The Benefits of Genomics
The use of genomics in health systems is becoming more of a standard practice. Health systems have been partnering with genomics databases to collect patient data.
One of the most striking potential benefits of genomics is the ability to provide personalized care for patients. This allows doctors to utilize precision medicine that matches the needs of their unique, individual patient. In addition to customized treatment plans, it can also aid in disease prevention.
Precision medicine can minimize the side effects patients experience, provide them a more effective therapy, and ensure they are given the correct diagnosis in the first place.
Genomics is also so important because it can help to combat the lack of diversity in clinical trials and research studies.
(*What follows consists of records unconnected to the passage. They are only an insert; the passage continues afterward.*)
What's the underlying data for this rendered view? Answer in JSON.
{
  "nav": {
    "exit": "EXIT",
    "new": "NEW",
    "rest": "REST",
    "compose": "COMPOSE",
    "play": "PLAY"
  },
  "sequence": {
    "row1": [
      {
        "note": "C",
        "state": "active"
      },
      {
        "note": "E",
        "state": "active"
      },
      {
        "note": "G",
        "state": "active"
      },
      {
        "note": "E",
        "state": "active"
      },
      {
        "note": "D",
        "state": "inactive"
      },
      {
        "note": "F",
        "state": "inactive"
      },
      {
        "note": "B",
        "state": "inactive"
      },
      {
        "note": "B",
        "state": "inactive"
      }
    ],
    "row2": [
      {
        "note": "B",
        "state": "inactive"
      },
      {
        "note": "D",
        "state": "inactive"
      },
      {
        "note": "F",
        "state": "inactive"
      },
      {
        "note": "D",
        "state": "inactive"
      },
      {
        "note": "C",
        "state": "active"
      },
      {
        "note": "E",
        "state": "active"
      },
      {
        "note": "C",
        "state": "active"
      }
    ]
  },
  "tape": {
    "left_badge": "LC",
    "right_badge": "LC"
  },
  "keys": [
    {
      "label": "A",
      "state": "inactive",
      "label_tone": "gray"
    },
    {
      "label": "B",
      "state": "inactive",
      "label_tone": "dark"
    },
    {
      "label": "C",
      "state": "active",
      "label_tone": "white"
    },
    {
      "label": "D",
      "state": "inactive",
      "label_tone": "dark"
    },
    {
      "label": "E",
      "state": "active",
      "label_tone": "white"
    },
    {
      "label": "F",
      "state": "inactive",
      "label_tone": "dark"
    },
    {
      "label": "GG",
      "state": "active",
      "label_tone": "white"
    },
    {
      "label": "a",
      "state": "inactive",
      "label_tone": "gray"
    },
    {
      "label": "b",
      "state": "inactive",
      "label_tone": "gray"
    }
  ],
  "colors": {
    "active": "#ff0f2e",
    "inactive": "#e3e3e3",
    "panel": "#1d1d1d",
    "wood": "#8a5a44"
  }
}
When genomics is included for all patients, everyone will have the information they need about their body, their condition, and their healthcare options.
There are limits to what genomics can show, but anything that can provide doctors a more comprehensive view of a patient will help to ensure they receive the right care.
Of course, there are also risks to genomics. Mostly, this surrounds privacy concerns if the data isn’t properly managed. During the collection and storage process, responsible decisions must be made to ensure patient privacy. Additionally, patients deserve transparent information about how their data will be utilized. It is only after they are fully educated on these uses that they can provide adequate consent.
After consent is received, this data can be included in the patient’s medical record. If the data is being used for a research study, it needs to be de-identified. There needs to be strict standards concerning security and privacy, and all data needs to be HIPAA compliant.
Researchers also explain the importance of genomic data being explained to patients in an approachable and descriptive way.
Mayo Clinic has recently entered a genomic partnership with Helix. Their goal is to create a database with 100,000 patients. They will examine 11 different genes that are signals for diseases such as Lynch syndrome, breast cancer, ovarian cancer, and familial hypercholesterolemia (FH).
Sanford and Northshore health systems partnered with a company called Color which utilizes a population health platform and next-generation sequencing technology. These organizations hope to change how people think about genomics. They ultimately believe that it should be used as a tool for all medical professionals. including those dealing with rare disease patients. Genomics can be to prevent and manage a wide array of health conditions. They believe that genetic information can lead to better, more accessible, and cost-effective care.
If genomic information becomes commonplace and is collected along with a patient’s family history and other health data, prevention, early diagnosis, and personalized care could all be improved.
One way to lead genomics forward is for current organizations working in the field to be transparent about their hurdles, lessons learned, and surprise challenges.
You can read more about these new partnerships here.